At a time when everyone I know is mostly sad and tired, who couldn’t use some fast and furiousness? In honor of the rumor that the next Fast & Furious movie will take those shiny, scientifically-improbable cars into space, I decided to zoom back to the beginning.
The Fast and the Furious is a fairly comprehensible under-cover cop movie. Paul Walker’s cause is self-righteous, but the criminals are more human and more stylish than he originally budgeted for — our boy is torn, and who can blame him? Also, there are cars. But like the similarly-undying Grey’s Anatomy, Fast & Furious has no idea how to de-escalate. Over eight movies, it has dropped cars out of airplanes, leapt cars between buildings, introduced a global surveillance MacGuffin, and fought Rhonda Rousey. The only place to go in movie number nine is up. Way up. Out of the stratosphere.
Michelle Rodriguez’s character-introduction shot in her platform boots and tiny-lensed dark sunglasses meant I had to watch The Matrix next, but it’s impossible to watch The Matrix anymore without thinking about the red pill in right-wing radicalization parlance. The movie itself and reddit-radical misogyny feel like uneasy bedfellows, but there’s something in the disposability of un-radicalized background characters that feels connected to the way MRA-types talk about people other than themselves. Neo and friends treat matrix-dwellers like collateral damage in a game, despite the fact that Neo verifies that these are actual people who actually die. They don’t know enough about their world for their lives to count.
That thought brought me right back to tired and sad, so I tried something new — The Spy Who Dumped Me, a movie I have spent the last two years not-watching because the trailer lead me to believe it would be a “girls can do gross-out-humor too” action comedy. If you have not-watched this movie for similar reasons, let me assure you: it is better than the trailer! That might sound like damning it with faint praise, but I liked it a lot. And really, isn’t that something we can all aspire to, to be better than our trailers?
In it, Mila Kunis is an ordinary American woman who proves her ordinary Americanness by not having been to Europe — I also haven’t been to Europe, so this attempt at relatability worked for me, but it’s probably not a requirement for enjoyment. It turns out that her boyfriend who ghosted her has actually been a spy all along (likewise relatable), and so she must compromise her ordinary Americanness by going to Europe to shoot people. Meanwhile, the guy from Outlander casually bullies a coworker for having gone to Harvard. Truly, a beautiful film.
Honorable mentions: The Best of the Bachelor, The Musketeers (BBC, 2014), Raising Hope, Sense and Sensibility (1995, obv), Skyfall, Ghostbusters (2016), Bridget Jones: The Edge of Reason, Bridget Jones’ Diary (in that order), The Clash: Westway to the World (lovely, oddly tasteful), Serendipity (cuteish, self-involved), You’ve Got Mail (if you like this movie, you don’t want to hear what I have to say about it), Pirates of the Caribbean: At World’s End.

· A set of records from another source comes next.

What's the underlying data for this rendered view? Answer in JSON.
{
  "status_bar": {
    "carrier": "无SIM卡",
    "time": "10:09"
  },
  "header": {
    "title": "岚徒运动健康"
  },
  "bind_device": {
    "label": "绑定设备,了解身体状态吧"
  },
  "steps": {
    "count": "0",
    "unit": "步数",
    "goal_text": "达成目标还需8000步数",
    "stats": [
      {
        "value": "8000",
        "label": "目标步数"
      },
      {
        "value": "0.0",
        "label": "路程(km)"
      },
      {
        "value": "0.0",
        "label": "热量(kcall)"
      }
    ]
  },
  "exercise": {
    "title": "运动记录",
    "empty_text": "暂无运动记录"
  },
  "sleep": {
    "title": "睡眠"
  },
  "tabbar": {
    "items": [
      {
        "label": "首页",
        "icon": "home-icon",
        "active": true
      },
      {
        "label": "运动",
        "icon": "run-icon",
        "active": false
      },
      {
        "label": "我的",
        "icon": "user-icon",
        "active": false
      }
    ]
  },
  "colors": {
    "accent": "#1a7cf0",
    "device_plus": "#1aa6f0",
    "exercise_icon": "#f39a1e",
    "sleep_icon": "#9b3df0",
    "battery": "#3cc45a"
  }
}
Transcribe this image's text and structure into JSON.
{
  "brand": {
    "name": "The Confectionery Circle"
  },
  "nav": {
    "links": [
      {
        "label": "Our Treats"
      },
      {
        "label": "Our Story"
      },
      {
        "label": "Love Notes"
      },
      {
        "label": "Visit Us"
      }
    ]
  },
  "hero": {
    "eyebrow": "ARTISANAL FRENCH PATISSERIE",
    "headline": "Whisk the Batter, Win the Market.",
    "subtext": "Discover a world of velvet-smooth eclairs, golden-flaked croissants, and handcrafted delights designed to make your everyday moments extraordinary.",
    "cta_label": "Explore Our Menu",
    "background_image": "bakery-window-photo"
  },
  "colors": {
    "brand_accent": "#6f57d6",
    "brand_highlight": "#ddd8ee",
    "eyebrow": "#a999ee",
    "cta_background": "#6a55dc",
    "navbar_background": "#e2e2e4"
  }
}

Sidney Dritz is (currently, constantly) reevaluating what to do with the rest of her life. She finished her three-college tour of America at the University of Southern Maine, and her poetry has appeared in Glass Poetry Press’s #PoetsResist series, in Claw & Blossom, and in Measure for Measure: An Anthology of Poetic Meters. Twitter: @sidneydritz